Roundabouts (2)

by Keith Gambles on October 21st, 2018

ROUNDABOUTS

Do You find Roundabouts confusing?

A lot of people do, hopefully this blog post should help to put you on the right track. The YouTube video [https://www.youtube.com/watch?v=o9dE4-uA8H0&t=262s] is for the Black Boy Roundabout in Reading, and the principles are the same for most Roundabouts, its just a case of thinking about, behind you, in front of you, and either side of you before you do anything.

Position, Mirror (including blind spot checks), signal, speed and Manoeuvre. Always double check your mirrors twice, things change fast when you are on a fast road, more checks mean that you are making sure you know exactly what is going on around you. Once you are aware of that, it becomes easier to avoid confusing others.

People very often forget that there are people on their inside whilst negotiating a Roundabout, and also seem unable to read the lane markings that are there to help you.

It’s confusing and even more so if you are not entirely sure where you are headed. If you end up in the wrong lane, continue in that lane until you can correct what you have done safely.

Take a look at the Video, it is 15 minutes long and narrates you from every joining point to every exit point about what you should do as a driver. In essence if you follow the lane markings where they go, you should not go off course or cause any significant confusion, however, that does not mean that the person in front or behind has any notion of these things!

In essence if you follow the lane markings where they go, you should not go off course or cause any significant confusion, however, that does not mean that the person in front or behind has any notion of these things! They should, but that doesn’t mean you should trust that.

Have you looked at the Highway Code recently and read what it says about Roundabouts there? Read this [https://www.highwaycodeuk.co.uk/roundabouts.html] first and then take another look at the video.

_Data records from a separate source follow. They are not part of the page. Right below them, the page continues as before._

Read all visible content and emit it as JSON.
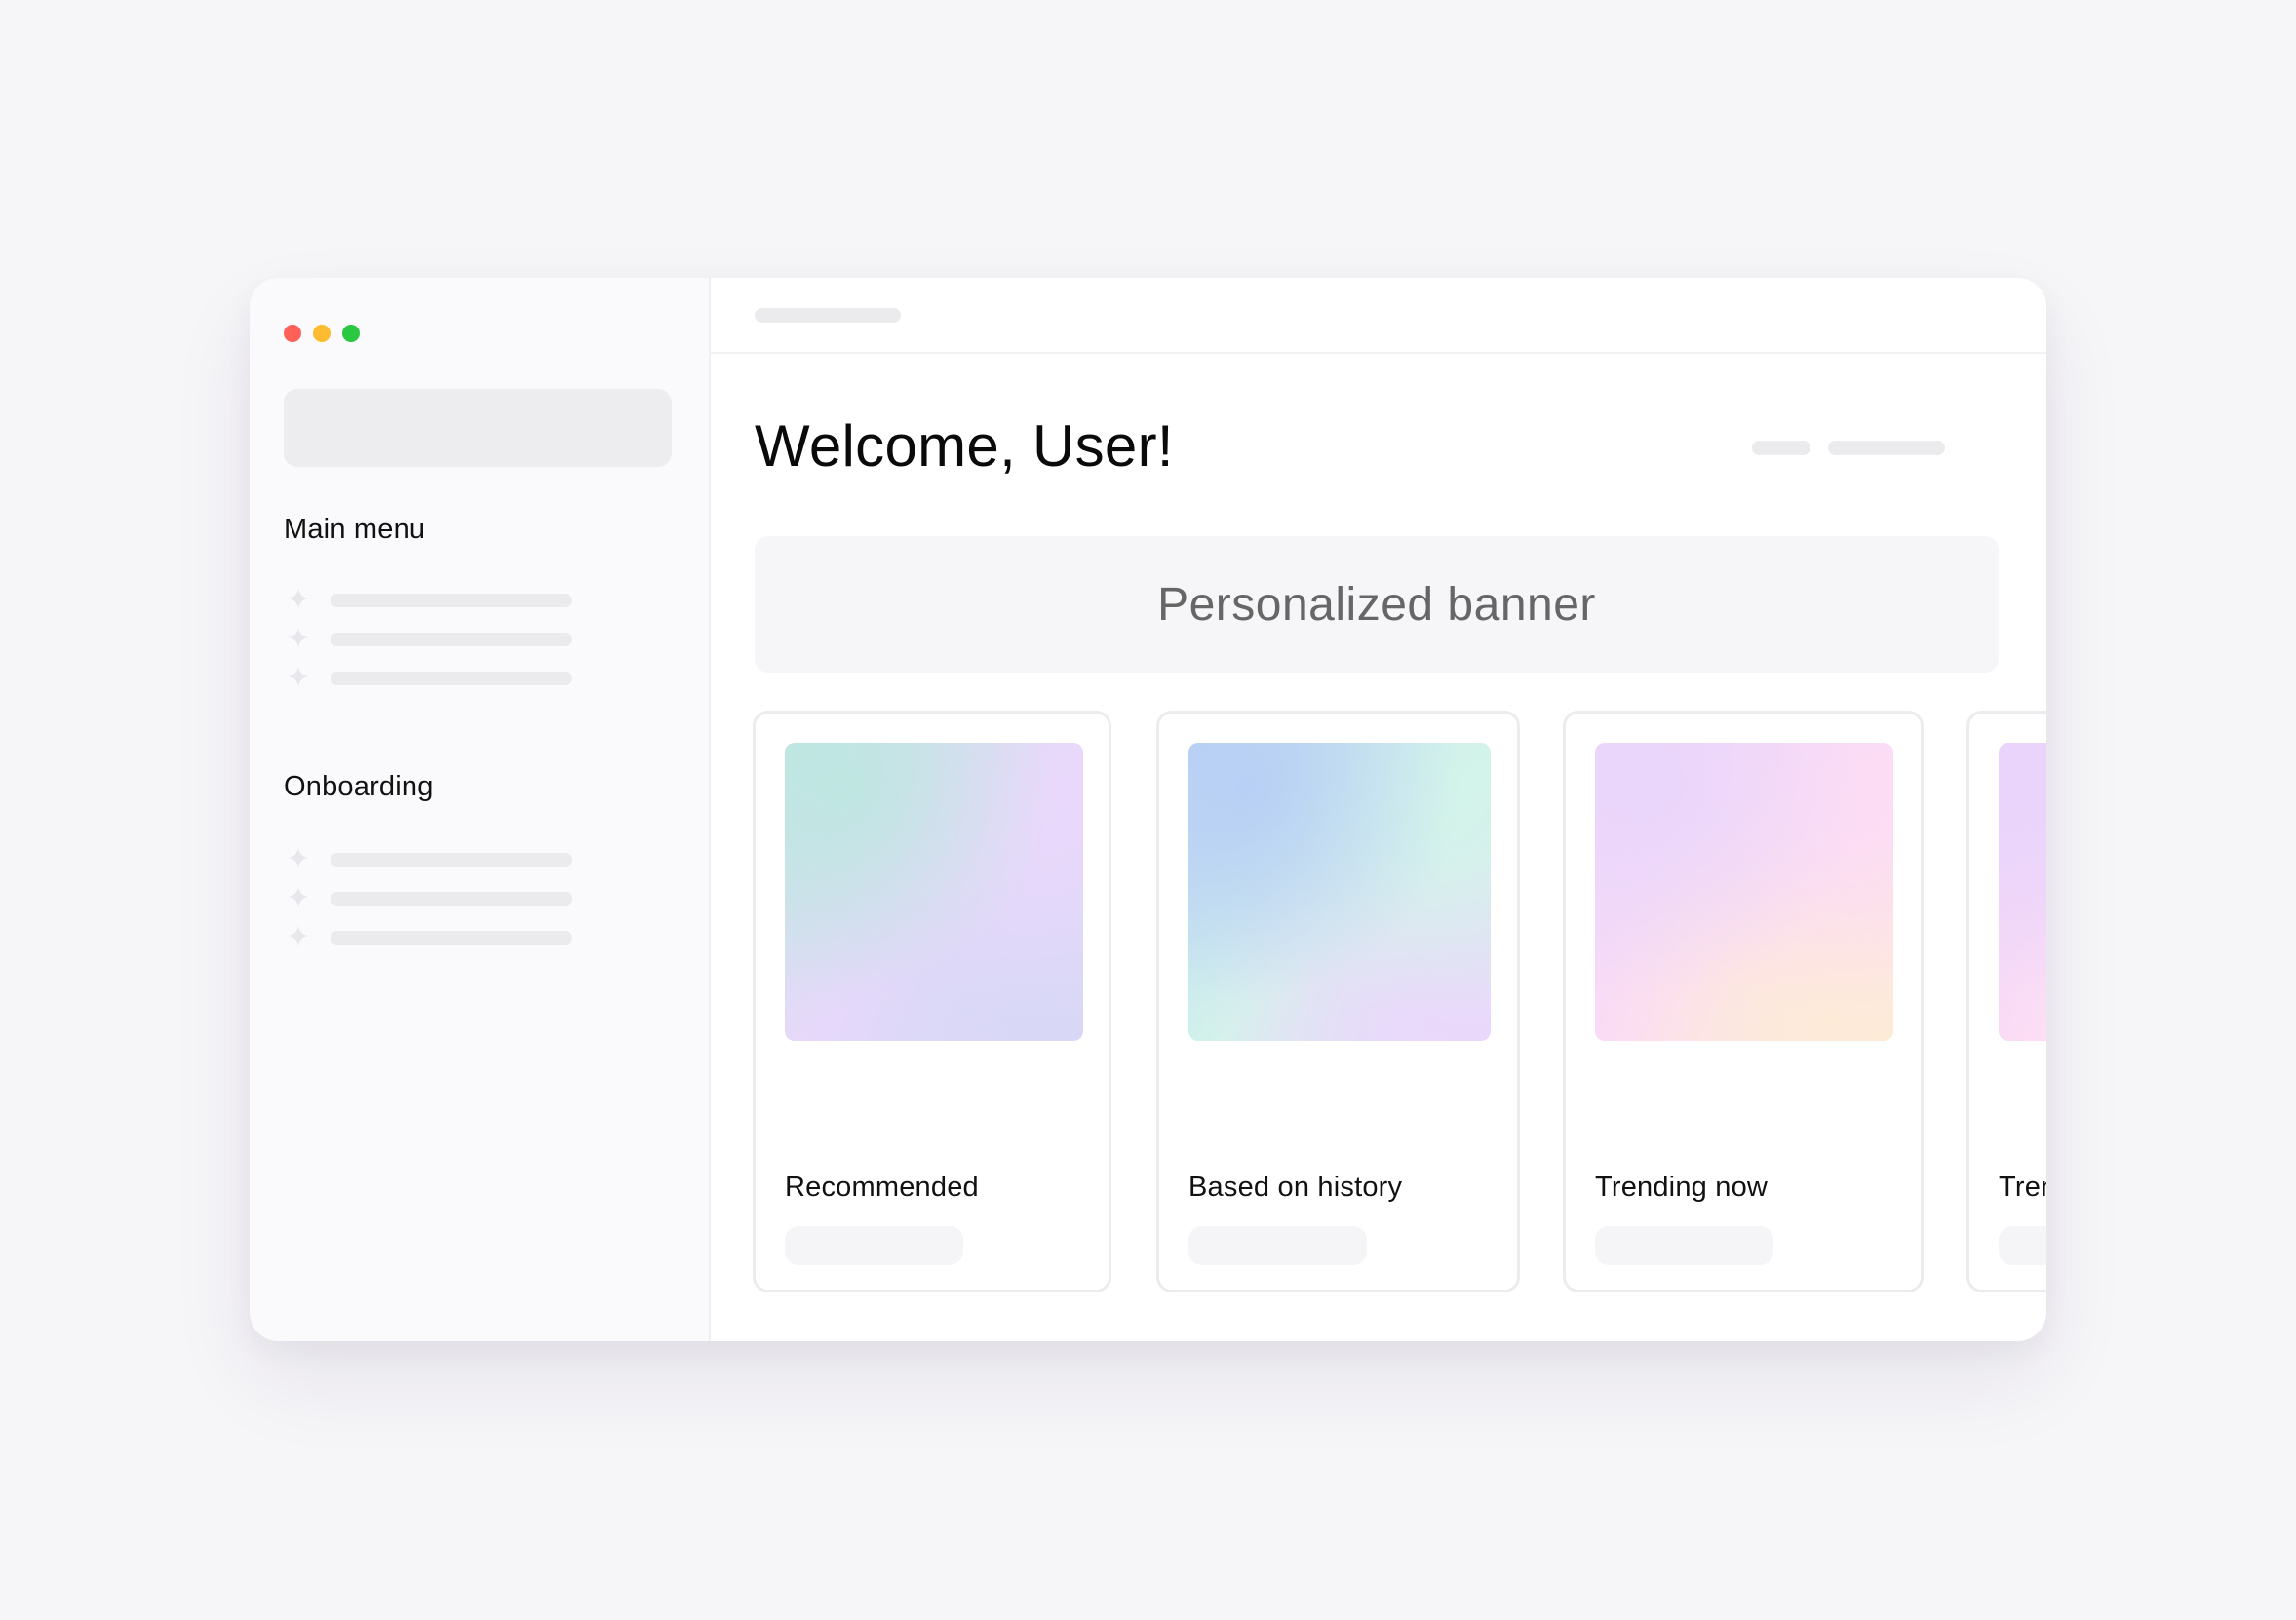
{
  "window": {
    "controls": {
      "close_color": "#ff6159",
      "minimize_color": "#fdbc2f",
      "zoom_color": "#2ac840"
    }
  },
  "sidebar": {
    "sections": [
      {
        "title": "Main menu",
        "items": [
          {
            "icon": "sparkle-icon"
          },
          {
            "icon": "sparkle-icon"
          },
          {
            "icon": "sparkle-icon"
          }
        ]
      },
      {
        "title": "Onboarding",
        "items": [
          {
            "icon": "sparkle-icon"
          },
          {
            "icon": "sparkle-icon"
          },
          {
            "icon": "sparkle-icon"
          }
        ]
      }
    ]
  },
  "main": {
    "title": "Welcome, User!",
    "banner": "Personalized banner",
    "cards": [
      {
        "label": "Recommended",
        "gradient": [
          "#bfe6e2",
          "#e9d8fb",
          "#d8d8f6"
        ]
      },
      {
        "label": "Based on history",
        "gradient": [
          "#b8d0f5",
          "#d3f4ea",
          "#ead8fb"
        ]
      },
      {
        "label": "Trending now",
        "gradient": [
          "#ead6fb",
          "#fcdcf5",
          "#fdebd8"
        ]
      },
      {
        "label": "Trending now",
        "gradient": [
          "#e9d4fb",
          "#fcdcf5",
          "#fde6f4"
        ]
      }
    ]
  }
}
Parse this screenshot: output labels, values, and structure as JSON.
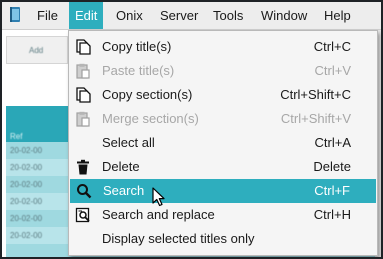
{
  "menubar": {
    "items": [
      {
        "label": "File"
      },
      {
        "label": "Edit",
        "active": true
      },
      {
        "label": "Onix"
      },
      {
        "label": "Server"
      },
      {
        "label": "Tools"
      },
      {
        "label": "Window"
      },
      {
        "label": "Help"
      }
    ]
  },
  "background": {
    "toolbar_text": "Add",
    "list_header": "Ref",
    "rows": [
      "20-02-00",
      "20-02-00",
      "20-02-00",
      "20-02-00",
      "20-02-00",
      "20-02-00"
    ]
  },
  "edit_menu": {
    "items": [
      {
        "label": "Copy title(s)",
        "shortcut": "Ctrl+C",
        "icon": "copy-icon",
        "enabled": true
      },
      {
        "label": "Paste title(s)",
        "shortcut": "Ctrl+V",
        "icon": "paste-icon",
        "enabled": false
      },
      {
        "label": "Copy section(s)",
        "shortcut": "Ctrl+Shift+C",
        "icon": "copy-icon",
        "enabled": true
      },
      {
        "label": "Merge section(s)",
        "shortcut": "Ctrl+Shift+V",
        "icon": "paste-icon",
        "enabled": false
      },
      {
        "label": "Select all",
        "shortcut": "Ctrl+A",
        "icon": "",
        "enabled": true
      },
      {
        "label": "Delete",
        "shortcut": "Delete",
        "icon": "trash-icon",
        "enabled": true
      },
      {
        "label": "Search",
        "shortcut": "Ctrl+F",
        "icon": "search-icon",
        "enabled": true,
        "highlighted": true
      },
      {
        "label": "Search and replace",
        "shortcut": "Ctrl+H",
        "icon": "search-replace-icon",
        "enabled": true
      },
      {
        "label": "Display selected titles only",
        "shortcut": "",
        "icon": "",
        "enabled": true
      }
    ]
  },
  "colors": {
    "accent": "#2eaebe",
    "menubar": "#ededed",
    "dropdown": "#f5f5f5",
    "disabled_text": "#a7a7a7"
  }
}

The video is the starting point for any Roundabout, and should be followed no matter whether it is a full size roundabout or a mini roundabout.

Always remember that you give way to the right? If everyone remembered that piece of information and slowed down, roundabouts would work how they are supposed to.


Written by Keith Gambles